TASK BRIEF – Find all lines in the listing that include the word "price", then copy them.

--- START ---

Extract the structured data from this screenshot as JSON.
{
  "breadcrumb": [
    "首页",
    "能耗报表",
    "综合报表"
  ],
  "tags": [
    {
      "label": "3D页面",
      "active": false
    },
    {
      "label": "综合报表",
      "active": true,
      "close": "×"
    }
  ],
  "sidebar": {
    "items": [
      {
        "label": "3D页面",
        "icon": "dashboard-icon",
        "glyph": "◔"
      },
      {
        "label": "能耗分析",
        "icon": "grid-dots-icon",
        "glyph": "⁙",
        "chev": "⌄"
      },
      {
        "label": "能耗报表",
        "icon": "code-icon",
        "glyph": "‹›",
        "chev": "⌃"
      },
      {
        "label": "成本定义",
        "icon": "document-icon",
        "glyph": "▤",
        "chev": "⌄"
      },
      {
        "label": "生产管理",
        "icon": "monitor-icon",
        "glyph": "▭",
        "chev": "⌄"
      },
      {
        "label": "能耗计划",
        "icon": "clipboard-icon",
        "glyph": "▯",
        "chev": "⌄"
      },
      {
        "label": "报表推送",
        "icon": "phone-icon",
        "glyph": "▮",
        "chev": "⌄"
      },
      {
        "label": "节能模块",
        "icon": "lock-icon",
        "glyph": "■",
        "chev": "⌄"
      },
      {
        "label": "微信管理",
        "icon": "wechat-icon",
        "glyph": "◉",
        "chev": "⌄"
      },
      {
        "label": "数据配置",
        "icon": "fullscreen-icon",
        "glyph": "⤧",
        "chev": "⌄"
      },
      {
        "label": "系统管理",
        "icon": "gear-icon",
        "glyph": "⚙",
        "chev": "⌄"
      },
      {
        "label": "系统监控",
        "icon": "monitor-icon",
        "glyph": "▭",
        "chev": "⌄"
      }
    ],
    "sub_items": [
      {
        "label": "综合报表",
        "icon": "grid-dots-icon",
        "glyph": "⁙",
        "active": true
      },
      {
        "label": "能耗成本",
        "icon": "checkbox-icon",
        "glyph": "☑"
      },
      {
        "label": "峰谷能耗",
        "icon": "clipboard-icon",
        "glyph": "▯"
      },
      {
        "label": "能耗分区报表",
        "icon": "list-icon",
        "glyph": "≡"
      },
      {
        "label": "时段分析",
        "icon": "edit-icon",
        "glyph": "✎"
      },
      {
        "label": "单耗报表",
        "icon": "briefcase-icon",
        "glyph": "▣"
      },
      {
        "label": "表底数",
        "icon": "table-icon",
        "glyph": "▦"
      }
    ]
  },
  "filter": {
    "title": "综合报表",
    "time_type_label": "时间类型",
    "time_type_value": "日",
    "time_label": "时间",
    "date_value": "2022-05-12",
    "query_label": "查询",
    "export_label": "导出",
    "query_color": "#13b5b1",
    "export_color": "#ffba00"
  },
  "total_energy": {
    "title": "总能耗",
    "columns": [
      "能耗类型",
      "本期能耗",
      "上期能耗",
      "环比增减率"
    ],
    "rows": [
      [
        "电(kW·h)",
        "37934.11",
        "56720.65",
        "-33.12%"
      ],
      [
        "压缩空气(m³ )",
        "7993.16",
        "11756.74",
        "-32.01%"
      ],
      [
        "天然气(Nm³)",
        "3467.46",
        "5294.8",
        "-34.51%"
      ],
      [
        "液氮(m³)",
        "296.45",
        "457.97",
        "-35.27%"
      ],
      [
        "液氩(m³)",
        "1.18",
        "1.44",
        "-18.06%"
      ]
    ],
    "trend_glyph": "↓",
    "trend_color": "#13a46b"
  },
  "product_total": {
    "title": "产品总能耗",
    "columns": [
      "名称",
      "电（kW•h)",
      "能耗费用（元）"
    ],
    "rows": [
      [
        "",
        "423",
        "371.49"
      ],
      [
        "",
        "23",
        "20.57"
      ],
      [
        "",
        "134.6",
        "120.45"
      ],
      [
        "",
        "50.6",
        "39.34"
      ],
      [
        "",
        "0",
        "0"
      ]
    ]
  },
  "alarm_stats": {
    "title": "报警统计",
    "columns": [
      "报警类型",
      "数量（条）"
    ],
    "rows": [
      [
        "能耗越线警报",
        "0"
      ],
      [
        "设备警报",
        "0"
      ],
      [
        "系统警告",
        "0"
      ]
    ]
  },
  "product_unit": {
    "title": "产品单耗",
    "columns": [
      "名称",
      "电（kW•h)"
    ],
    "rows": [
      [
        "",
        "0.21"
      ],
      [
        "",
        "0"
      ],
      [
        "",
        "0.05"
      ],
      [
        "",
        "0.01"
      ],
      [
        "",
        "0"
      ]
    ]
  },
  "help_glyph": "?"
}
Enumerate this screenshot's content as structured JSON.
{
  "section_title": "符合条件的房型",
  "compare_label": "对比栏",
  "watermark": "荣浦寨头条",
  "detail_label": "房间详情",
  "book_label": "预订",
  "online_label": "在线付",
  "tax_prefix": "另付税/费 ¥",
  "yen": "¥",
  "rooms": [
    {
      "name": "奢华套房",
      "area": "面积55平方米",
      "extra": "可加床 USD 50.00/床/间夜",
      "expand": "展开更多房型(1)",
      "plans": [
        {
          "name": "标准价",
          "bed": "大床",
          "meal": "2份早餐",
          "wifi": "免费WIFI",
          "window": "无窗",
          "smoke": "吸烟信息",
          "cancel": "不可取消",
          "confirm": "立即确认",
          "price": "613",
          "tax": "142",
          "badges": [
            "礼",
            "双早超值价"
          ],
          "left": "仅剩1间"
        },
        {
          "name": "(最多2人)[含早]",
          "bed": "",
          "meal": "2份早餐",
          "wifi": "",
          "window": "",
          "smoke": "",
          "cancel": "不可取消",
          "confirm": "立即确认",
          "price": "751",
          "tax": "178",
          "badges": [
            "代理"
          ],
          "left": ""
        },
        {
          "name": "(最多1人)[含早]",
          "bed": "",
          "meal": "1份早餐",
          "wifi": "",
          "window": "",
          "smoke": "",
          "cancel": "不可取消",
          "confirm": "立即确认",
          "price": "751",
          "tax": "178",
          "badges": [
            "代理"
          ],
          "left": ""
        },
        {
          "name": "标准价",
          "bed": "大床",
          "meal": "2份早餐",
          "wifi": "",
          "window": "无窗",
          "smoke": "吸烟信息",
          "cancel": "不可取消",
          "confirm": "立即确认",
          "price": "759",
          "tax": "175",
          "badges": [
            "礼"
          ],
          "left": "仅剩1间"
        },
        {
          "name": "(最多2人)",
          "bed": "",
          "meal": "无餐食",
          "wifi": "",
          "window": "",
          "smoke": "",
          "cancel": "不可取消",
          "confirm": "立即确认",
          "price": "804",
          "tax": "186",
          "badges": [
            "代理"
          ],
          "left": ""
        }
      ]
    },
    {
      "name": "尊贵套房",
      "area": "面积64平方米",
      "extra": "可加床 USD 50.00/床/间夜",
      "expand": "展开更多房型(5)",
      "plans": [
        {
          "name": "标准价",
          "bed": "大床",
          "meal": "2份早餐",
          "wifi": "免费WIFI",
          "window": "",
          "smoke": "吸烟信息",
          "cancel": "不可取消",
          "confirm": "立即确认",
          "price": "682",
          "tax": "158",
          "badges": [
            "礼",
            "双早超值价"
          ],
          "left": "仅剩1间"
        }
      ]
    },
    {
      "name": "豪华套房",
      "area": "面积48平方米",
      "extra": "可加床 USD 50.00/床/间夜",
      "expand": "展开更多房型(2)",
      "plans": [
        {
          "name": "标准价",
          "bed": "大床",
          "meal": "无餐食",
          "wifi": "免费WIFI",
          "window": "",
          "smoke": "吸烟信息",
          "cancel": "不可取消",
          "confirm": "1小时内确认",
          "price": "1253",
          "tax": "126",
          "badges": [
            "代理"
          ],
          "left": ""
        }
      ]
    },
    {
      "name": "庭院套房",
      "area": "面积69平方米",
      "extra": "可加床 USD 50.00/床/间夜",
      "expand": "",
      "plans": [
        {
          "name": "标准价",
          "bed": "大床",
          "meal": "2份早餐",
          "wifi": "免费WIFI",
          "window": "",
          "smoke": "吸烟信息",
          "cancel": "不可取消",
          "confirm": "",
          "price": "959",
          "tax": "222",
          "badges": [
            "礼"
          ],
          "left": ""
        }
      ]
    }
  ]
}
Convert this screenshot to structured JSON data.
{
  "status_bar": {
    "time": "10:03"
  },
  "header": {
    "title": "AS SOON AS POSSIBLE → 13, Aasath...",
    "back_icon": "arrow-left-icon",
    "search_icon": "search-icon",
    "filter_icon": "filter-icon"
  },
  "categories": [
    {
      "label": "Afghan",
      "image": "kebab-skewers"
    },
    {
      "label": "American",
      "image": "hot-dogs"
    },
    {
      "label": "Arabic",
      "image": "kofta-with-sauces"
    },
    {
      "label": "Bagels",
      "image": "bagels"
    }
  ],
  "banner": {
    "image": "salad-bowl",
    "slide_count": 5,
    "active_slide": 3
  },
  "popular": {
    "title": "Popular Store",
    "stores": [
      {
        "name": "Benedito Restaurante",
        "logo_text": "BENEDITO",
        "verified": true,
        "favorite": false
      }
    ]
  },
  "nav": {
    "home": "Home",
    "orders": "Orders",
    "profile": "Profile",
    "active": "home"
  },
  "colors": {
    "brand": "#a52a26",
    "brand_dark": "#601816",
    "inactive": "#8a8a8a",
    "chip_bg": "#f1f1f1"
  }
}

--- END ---

WORKED SOLUTION –
          "price": "613",
          "price": "751",
          "price": "751",
          "price": "759",
          "price": "804",
          "price": "682",
          "price": "1253",
          "price": "959",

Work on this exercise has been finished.